### DATA FOR ANALYSIS
****

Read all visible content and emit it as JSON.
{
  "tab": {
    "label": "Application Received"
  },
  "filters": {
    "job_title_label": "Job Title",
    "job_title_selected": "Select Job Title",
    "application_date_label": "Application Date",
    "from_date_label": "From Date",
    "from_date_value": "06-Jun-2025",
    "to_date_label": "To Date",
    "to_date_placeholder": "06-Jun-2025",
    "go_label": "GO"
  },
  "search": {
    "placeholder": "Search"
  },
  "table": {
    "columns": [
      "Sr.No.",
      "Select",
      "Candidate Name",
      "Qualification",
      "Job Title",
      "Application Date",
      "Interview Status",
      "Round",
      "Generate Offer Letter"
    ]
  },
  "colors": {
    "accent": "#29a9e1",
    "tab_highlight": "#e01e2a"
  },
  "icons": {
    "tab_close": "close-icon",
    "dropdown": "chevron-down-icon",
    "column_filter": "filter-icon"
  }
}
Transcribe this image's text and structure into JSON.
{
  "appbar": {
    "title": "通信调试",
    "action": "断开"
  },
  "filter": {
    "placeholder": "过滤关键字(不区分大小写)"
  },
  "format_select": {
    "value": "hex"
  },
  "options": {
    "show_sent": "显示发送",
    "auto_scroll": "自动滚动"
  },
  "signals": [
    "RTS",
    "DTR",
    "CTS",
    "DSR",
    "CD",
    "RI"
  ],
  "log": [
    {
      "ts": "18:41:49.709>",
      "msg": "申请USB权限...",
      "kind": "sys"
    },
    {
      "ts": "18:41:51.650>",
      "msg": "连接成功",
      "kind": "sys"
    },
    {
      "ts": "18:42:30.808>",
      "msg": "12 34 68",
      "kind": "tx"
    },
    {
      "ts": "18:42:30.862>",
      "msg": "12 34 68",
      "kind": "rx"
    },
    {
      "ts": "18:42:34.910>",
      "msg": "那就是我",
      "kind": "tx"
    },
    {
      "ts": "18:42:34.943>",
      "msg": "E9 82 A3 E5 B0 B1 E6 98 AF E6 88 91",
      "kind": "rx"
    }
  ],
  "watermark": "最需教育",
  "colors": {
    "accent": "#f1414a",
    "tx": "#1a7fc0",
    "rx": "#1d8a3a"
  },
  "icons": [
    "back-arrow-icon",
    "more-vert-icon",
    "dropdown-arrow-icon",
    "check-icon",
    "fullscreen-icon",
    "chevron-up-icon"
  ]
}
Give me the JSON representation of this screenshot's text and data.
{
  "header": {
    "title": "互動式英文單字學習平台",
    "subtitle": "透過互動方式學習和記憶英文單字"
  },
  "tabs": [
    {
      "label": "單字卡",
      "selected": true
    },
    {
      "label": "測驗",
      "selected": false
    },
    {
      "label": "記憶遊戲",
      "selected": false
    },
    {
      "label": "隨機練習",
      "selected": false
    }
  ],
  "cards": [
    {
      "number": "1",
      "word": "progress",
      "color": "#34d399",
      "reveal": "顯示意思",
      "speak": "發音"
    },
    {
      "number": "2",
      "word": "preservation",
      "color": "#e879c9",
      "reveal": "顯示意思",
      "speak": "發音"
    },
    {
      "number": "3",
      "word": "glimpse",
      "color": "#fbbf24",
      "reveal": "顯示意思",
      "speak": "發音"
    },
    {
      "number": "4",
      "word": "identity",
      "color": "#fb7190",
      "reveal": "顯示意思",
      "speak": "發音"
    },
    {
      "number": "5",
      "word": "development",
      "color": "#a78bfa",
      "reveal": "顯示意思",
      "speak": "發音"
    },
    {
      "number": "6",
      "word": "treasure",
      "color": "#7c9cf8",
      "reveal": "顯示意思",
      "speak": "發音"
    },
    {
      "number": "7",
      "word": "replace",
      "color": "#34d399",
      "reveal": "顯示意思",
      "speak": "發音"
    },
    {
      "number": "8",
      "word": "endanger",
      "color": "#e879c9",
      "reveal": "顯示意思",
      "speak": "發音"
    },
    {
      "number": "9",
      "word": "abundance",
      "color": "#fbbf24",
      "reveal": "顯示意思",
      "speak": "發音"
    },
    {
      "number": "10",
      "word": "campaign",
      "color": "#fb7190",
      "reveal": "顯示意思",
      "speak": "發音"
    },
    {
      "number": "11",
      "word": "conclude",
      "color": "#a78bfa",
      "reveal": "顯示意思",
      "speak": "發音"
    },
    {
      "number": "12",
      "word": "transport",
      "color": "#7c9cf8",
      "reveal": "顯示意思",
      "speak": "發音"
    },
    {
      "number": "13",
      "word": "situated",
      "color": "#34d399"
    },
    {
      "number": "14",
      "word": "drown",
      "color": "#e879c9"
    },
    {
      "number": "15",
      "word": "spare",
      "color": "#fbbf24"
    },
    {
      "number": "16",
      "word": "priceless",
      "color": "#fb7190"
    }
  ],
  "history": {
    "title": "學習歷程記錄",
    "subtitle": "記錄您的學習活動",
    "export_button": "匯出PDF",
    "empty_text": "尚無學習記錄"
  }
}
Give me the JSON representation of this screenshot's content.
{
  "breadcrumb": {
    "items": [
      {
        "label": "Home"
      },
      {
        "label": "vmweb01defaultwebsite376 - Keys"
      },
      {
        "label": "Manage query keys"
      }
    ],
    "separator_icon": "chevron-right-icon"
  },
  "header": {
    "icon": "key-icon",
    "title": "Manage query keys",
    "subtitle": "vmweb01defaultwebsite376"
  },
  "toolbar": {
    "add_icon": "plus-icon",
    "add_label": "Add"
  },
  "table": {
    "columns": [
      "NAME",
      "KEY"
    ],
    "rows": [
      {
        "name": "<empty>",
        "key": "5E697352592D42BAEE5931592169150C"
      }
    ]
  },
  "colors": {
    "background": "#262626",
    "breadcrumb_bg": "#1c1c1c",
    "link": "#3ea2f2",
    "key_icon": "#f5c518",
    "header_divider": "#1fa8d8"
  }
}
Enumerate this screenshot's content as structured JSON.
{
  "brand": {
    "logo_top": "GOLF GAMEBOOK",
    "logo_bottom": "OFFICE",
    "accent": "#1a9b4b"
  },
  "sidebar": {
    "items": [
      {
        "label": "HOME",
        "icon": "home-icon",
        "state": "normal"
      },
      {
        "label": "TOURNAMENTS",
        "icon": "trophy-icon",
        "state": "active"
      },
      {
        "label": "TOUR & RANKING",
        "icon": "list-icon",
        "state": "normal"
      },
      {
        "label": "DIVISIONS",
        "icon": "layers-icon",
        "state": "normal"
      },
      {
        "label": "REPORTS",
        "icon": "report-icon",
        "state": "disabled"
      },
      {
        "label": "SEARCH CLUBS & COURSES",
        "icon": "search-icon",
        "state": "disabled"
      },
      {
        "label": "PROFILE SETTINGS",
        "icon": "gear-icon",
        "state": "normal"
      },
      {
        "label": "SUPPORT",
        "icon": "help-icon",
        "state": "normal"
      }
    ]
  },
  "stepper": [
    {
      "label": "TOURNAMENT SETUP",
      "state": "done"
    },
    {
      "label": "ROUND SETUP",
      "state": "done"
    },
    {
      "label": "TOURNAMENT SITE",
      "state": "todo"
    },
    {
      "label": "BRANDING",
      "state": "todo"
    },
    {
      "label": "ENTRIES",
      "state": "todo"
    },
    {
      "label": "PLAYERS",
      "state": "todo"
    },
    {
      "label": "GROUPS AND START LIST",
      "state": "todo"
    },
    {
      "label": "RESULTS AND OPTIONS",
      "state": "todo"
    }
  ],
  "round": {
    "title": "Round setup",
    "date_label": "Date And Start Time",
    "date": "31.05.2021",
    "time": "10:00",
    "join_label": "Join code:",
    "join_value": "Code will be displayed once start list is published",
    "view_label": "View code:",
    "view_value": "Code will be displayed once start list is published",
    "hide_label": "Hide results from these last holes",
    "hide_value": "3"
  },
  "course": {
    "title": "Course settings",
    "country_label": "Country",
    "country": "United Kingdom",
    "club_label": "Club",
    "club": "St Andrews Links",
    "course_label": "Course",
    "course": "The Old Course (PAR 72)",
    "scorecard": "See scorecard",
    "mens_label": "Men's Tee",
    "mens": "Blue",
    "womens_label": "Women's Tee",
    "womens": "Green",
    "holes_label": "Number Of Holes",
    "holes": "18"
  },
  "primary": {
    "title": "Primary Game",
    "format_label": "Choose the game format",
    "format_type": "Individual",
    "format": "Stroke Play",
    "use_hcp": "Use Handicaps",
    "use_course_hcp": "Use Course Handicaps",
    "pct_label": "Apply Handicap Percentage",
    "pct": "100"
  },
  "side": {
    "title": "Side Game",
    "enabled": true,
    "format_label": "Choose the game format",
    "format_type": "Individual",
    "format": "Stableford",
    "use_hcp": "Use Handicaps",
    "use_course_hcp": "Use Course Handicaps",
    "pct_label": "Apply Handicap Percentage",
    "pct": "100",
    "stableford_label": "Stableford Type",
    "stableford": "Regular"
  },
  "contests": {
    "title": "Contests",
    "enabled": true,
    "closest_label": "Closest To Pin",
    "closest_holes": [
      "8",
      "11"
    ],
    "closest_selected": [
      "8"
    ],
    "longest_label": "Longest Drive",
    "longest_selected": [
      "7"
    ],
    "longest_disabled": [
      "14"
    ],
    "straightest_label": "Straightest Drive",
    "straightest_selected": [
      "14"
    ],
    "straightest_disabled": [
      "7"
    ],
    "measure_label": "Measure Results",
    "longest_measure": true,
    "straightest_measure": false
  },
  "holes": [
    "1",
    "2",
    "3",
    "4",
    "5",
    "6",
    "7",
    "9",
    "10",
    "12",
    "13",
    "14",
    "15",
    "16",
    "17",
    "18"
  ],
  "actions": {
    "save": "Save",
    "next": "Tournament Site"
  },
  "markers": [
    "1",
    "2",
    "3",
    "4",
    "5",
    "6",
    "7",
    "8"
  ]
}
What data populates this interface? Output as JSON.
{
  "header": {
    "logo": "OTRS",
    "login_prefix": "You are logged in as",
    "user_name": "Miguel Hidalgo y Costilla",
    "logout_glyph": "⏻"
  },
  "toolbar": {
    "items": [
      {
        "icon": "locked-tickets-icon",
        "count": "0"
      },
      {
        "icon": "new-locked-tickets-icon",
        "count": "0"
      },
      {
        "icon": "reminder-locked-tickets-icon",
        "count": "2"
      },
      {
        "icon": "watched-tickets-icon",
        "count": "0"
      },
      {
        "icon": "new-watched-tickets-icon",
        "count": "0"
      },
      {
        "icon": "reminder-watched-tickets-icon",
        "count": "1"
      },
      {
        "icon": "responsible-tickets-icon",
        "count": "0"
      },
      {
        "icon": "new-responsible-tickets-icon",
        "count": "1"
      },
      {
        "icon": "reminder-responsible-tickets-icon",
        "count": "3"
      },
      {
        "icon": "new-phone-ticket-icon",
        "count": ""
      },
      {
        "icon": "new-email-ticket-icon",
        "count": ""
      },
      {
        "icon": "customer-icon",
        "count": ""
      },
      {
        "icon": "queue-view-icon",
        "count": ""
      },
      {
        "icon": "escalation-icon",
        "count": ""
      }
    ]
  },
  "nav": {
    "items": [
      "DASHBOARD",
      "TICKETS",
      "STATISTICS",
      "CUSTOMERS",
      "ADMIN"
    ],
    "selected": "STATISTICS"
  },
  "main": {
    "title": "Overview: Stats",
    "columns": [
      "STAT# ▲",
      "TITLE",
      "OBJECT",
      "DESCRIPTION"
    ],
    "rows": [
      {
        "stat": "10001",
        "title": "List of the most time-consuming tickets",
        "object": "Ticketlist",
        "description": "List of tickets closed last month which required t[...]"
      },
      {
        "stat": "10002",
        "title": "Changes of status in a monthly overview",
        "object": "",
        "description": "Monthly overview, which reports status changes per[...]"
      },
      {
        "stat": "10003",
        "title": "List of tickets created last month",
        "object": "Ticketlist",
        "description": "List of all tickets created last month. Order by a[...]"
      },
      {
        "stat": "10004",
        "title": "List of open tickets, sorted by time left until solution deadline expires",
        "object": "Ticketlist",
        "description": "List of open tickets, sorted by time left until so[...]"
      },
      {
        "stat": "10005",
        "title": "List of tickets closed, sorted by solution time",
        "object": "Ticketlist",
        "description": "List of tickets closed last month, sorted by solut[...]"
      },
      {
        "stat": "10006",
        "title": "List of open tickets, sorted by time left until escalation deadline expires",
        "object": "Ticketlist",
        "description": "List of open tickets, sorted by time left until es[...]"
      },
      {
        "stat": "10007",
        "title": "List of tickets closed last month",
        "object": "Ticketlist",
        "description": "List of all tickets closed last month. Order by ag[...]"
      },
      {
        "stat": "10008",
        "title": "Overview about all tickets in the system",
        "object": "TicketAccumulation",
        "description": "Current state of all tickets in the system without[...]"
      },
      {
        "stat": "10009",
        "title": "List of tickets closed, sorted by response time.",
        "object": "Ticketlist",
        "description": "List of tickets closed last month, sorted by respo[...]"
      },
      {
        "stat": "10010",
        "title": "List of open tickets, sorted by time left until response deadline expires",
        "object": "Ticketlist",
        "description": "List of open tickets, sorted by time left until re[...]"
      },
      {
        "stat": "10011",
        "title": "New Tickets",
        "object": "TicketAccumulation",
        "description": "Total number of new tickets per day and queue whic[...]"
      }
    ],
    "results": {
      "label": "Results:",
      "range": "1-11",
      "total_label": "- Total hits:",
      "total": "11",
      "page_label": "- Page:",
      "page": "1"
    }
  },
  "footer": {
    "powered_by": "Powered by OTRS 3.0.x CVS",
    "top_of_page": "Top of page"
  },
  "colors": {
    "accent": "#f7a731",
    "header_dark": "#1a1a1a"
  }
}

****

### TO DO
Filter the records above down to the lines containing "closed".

### REPLY
        "description": "List of tickets closed last month which required t[...]"
        "title": "List of tickets closed, sorted by solution time",
        "description": "List of tickets closed last month, sorted by solut[...]"
        "title": "List of tickets closed last month",
        "description": "List of all tickets closed last month. Order by ag[...]"
        "title": "List of tickets closed, sorted by response time.",
        "description": "List of tickets closed last month, sorted by respo[...]"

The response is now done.